Designation of phase conductors
Let's start with the designation of phase conductors. It must be either letter or color. Phase wires are designated by the symbols A, B, C or yellow, green and red, respectively.
Note! Quite often, the designation of phase conductors can be found as L1, L2, and L3. This designation is not provided for PUE, but is often found in foreign companies. And our domestic experts often adopt this method of designation.
- Zero conductor denoted by - N. Often, instead of the lettering designation, a color notation is used - blue.
- The protective earth conductor is designated - PE . On color schemes, it is indicated in yellow-green. But since the price of color schemes is slightly higher, more often there is only a letter designation of phases and protective conductors.
Designation of zero and protective conductor
Note! Quite often on the schemes you can meet the designation PEN. It tells us that before us is a combined conductor of protective grounding and neutral wire. They are marked in blue with yellow-green stripes on the ends. But on schemes this rule is often ignored.
DC Conductors Designation
As for DC circuits, here everything is somewhat different. The positive and negative veins are designated respectively "+" and "-". A color designation, respectively - red and blue. The zero conductor is designated by M and has to have blue color.
Options for hemming switches
Well, now we are ready to disassemble the switch and the designation on the diagram of this element. For greater clarity, all the options for the notation we have tabulated.
Single Line Circuit Breaker
Even if you draw the scheme with your own hands, you must adhere to certain rules. These standards you can see in our pictures. Before you designation of the knife switch on a single-line diagram, or on multi-line diagrams when installing a knife switch only on one of the phases.
Three-phase switch with single-phase disconnection
In disassembling the switches, we have already noted that in a three-phase version, they can either contain a mounting bar, which ensures the simultaneous closure of all three phases, and not have it. This photo shows a switch with the possibility of phase-down.
Three-phase switch with control of all three phases
If the three-phase switch has this bar, then it must be reflected on the diagram. Therefore, on all three or more linear circuits, this bar is displayed. That is, we have a switch with simultaneous switching of all three phases.
Attention: Here I would like to note that two-phase switches are displayed in a similar way. On which, respectively, two switches connected by a bar are displayed. In order not to litter our table, we will not indicate such a designation of the breaker on the diagram.
Three-way circuit breaker
A separate option is the designation of the so-called throw-over switches. These are knife switches that have three positions - “on” position 1, “on” position 2 and “off”. How such a switch is indicated on the three-line diagram, you can see in the figure below.
Cross over switch on single line diagram
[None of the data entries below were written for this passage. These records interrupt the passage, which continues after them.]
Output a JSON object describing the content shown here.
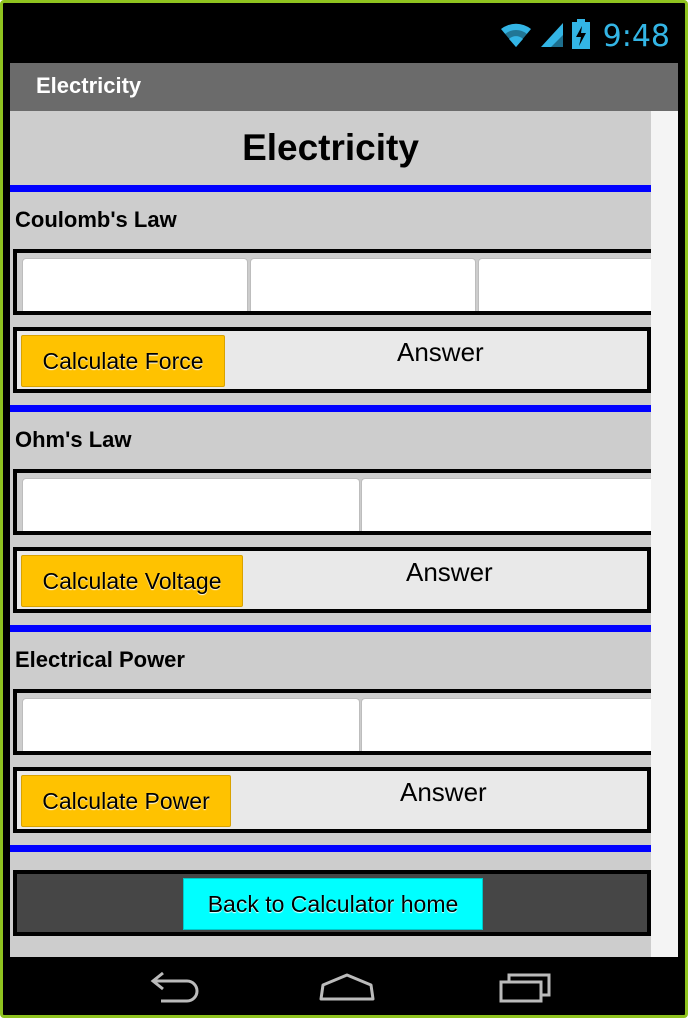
{
  "status_bar": {
    "time": "9:48",
    "icons": [
      "wifi-icon",
      "signal-icon",
      "battery-charging-icon"
    ],
    "accent_color": "#33b5e5"
  },
  "action_bar": {
    "title": "Electricity",
    "background": "#6b6b6b"
  },
  "page": {
    "title": "Electricity",
    "divider_color": "#0000ff",
    "background": "#cdcdcd"
  },
  "sections": [
    {
      "title": "Coulomb's Law",
      "fields": [
        "",
        "",
        ""
      ],
      "button_label": "Calculate Force",
      "answer": "Answer"
    },
    {
      "title": "Ohm's Law",
      "fields": [
        "",
        ""
      ],
      "button_label": "Calculate Voltage",
      "answer": "Answer"
    },
    {
      "title": "Electrical Power",
      "fields": [
        "",
        ""
      ],
      "button_label": "Calculate Power",
      "answer": "Answer"
    }
  ],
  "buttons": {
    "calc_color": "#ffc200",
    "back_color": "#00ffff"
  },
  "back": {
    "label": "Back to Calculator home"
  },
  "nav_bar": {
    "icons": [
      "back-icon",
      "home-icon",
      "recent-apps-icon"
    ]
  }
}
The designation on the switch-over switch types for single-line diagrams is shown in the picture on the left. The only difference is that not all three phases are indicated, but only one conditionally average.
Transition from single-line to three-line diagram
We have already said that in some cases you may encounter the transition of a single-line scheme to a multi-linear one. The designation of the circuit breaker on the electrical circuit is just such an option.
Breaker with closed phase "C" in normal operation
Note! On all the above options with phase-controlled control of the knife switch, it is possible to connect one or several elements, which signals their normally closed position. That is, under normal operating conditions, these knife switches should be turned on, and the elements shown open-ended should be turned off.
A switch on the wiring diagram, and the designation of other elements in the diagram, can have many variations. This is due both to the features of the outline of the scheme, and the tasks facing the designer. But in any case, they meet the standards of ESKD and obey a single rule that you can easily catch from the most common designations given by us.What it is?